Entries provided below:

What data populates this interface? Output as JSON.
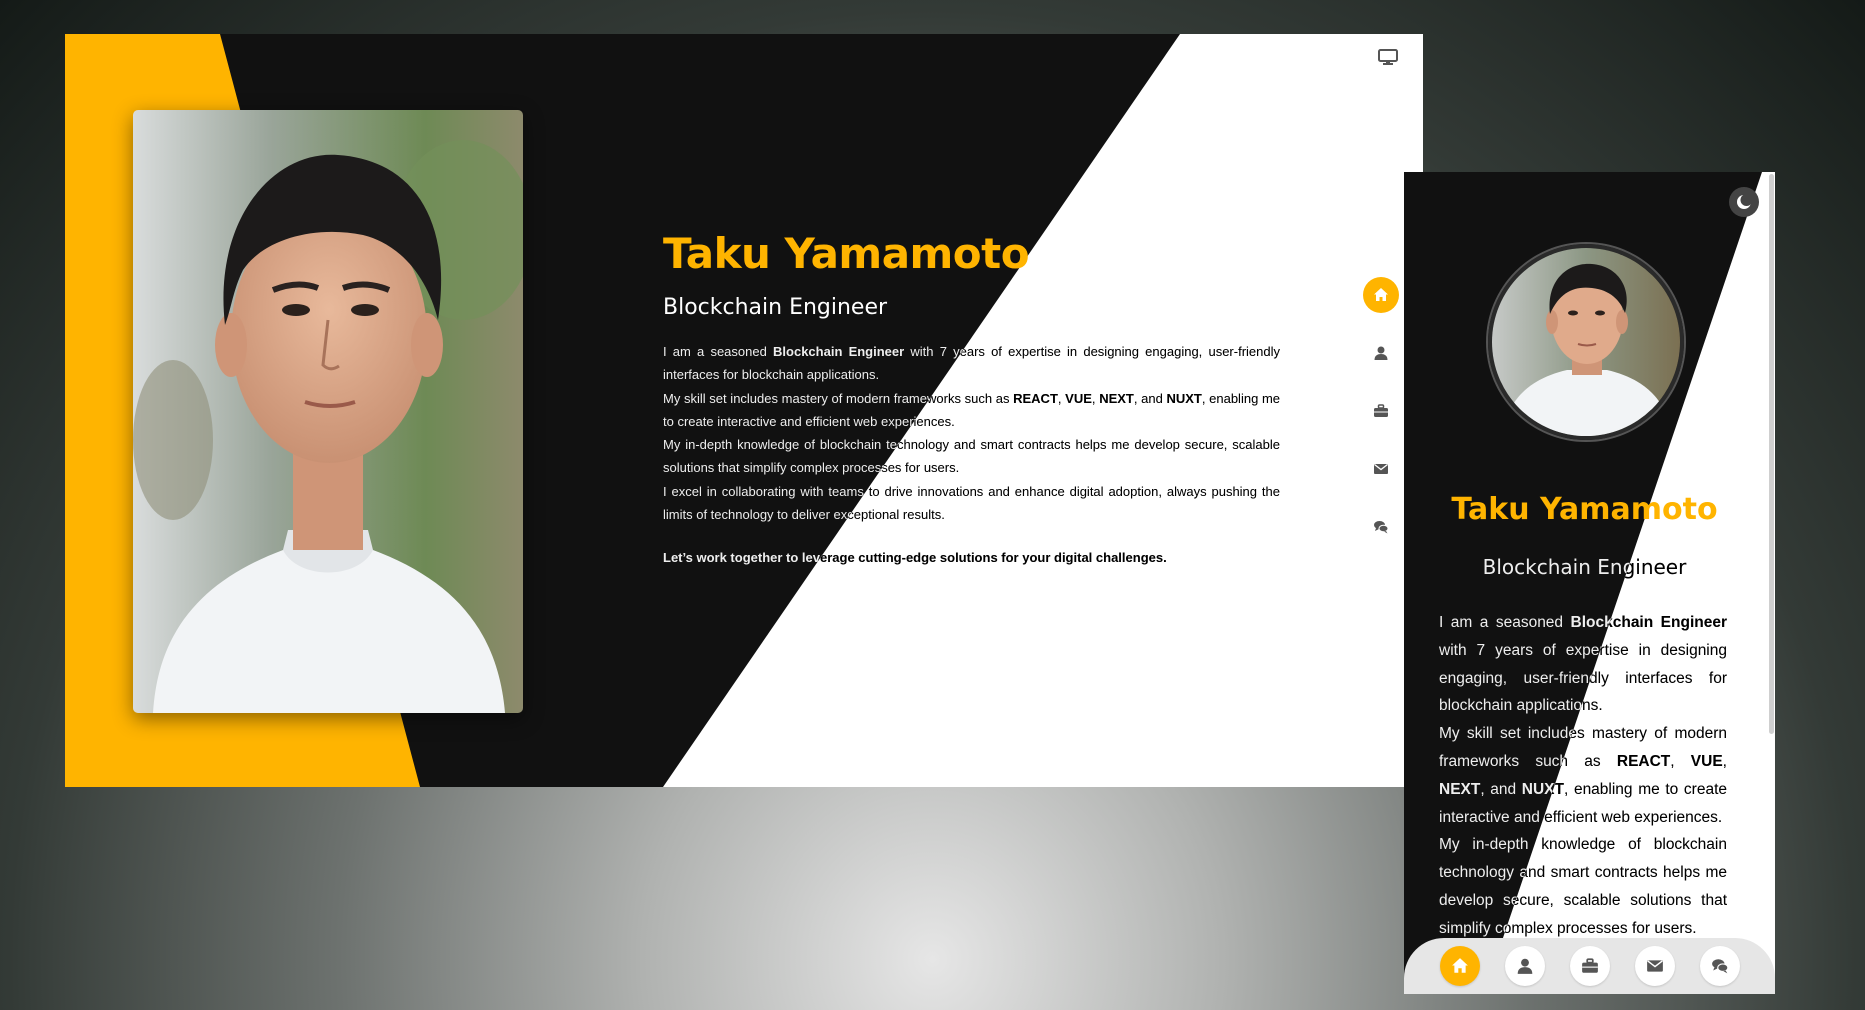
{
  "profile": {
    "name": "Taku Yamamoto",
    "role": "Blockchain Engineer",
    "paragraphs": [
      [
        {
          "t": "I am a seasoned "
        },
        {
          "t": "Blockchain Engineer",
          "b": true
        },
        {
          "t": " with 7 years of expertise in designing engaging, user-friendly interfaces for blockchain applications."
        }
      ],
      [
        {
          "t": "My skill set includes mastery of modern frameworks such as "
        },
        {
          "t": "REACT",
          "b": true
        },
        {
          "t": ", "
        },
        {
          "t": "VUE",
          "b": true
        },
        {
          "t": ", "
        },
        {
          "t": "NEXT",
          "b": true
        },
        {
          "t": ", and "
        },
        {
          "t": "NUXT",
          "b": true
        },
        {
          "t": ", enabling me to create interactive and efficient web experiences."
        }
      ],
      [
        {
          "t": "My in-depth knowledge of blockchain technology and smart contracts helps me develop secure, scalable solutions that simplify complex processes for users."
        }
      ],
      [
        {
          "t": "I excel in collaborating with teams to drive innovations and enhance digital adoption, always pushing the limits of technology to deliver exceptional results."
        }
      ]
    ],
    "cta": "Let’s work together to leverage cutting-edge solutions for your digital challenges."
  },
  "nav": {
    "items": [
      {
        "id": "home",
        "icon": "home-icon",
        "active": true
      },
      {
        "id": "about",
        "icon": "user-icon",
        "active": false
      },
      {
        "id": "portfolio",
        "icon": "briefcase-icon",
        "active": false
      },
      {
        "id": "contact",
        "icon": "envelope-icon",
        "active": false
      },
      {
        "id": "blog",
        "icon": "comments-icon",
        "active": false
      }
    ]
  },
  "theme": {
    "accent": "#ffb400",
    "dark": "#111111",
    "light": "#ffffff",
    "toggle_icon": "theme-toggle-icon",
    "display_icon": "desktop-display-icon"
  }
}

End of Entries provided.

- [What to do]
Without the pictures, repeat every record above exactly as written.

- [Written solution]
What data populates this interface? Output as JSON.
{
  "profile": {
    "name": "Taku Yamamoto",
    "role": "Blockchain Engineer",
    "paragraphs": [
      [
        {
          "t": "I am a seasoned "
        },
        {
          "t": "Blockchain Engineer",
          "b": true
        },
        {
          "t": " with 7 years of expertise in designing engaging, user-friendly interfaces for blockchain applications."
        }
      ],
      [
        {
          "t": "My skill set includes mastery of modern frameworks such as "
        },
        {
          "t": "REACT",
          "b": true
        },
        {
          "t": ", "
        },
        {
          "t": "VUE",
          "b": true
        },
        {
          "t": ", "
        },
        {
          "t": "NEXT",
          "b": true
        },
        {
          "t": ", and "
        },
        {
          "t": "NUXT",
          "b": true
        },
        {
          "t": ", enabling me to create interactive and efficient web experiences."
        }
      ],
      [
        {
          "t": "My in-depth knowledge of blockchain technology and smart contracts helps me develop secure, scalable solutions that simplify complex processes for users."
        }
      ],
      [
        {
          "t": "I excel in collaborating with teams to drive innovations and enhance digital adoption, always pushing the limits of technology to deliver exceptional results."
        }
      ]
    ],
    "cta": "Let’s work together to leverage cutting-edge solutions for your digital challenges."
  },
  "nav": {
    "items": [
      {
        "id": "home",
        "icon": "home-icon",
        "active": true
      },
      {
        "id": "about",
        "icon": "user-icon",
        "active": false
      },
      {
        "id": "portfolio",
        "icon": "briefcase-icon",
        "active": false
      },
      {
        "id": "contact",
        "icon": "envelope-icon",
        "active": false
      },
      {
        "id": "blog",
        "icon": "comments-icon",
        "active": false
      }
    ]
  },
  "theme": {
    "accent": "#ffb400",
    "dark": "#111111",
    "light": "#ffffff",
    "toggle_icon": "theme-toggle-icon",
    "display_icon": "desktop-display-icon"
  }
}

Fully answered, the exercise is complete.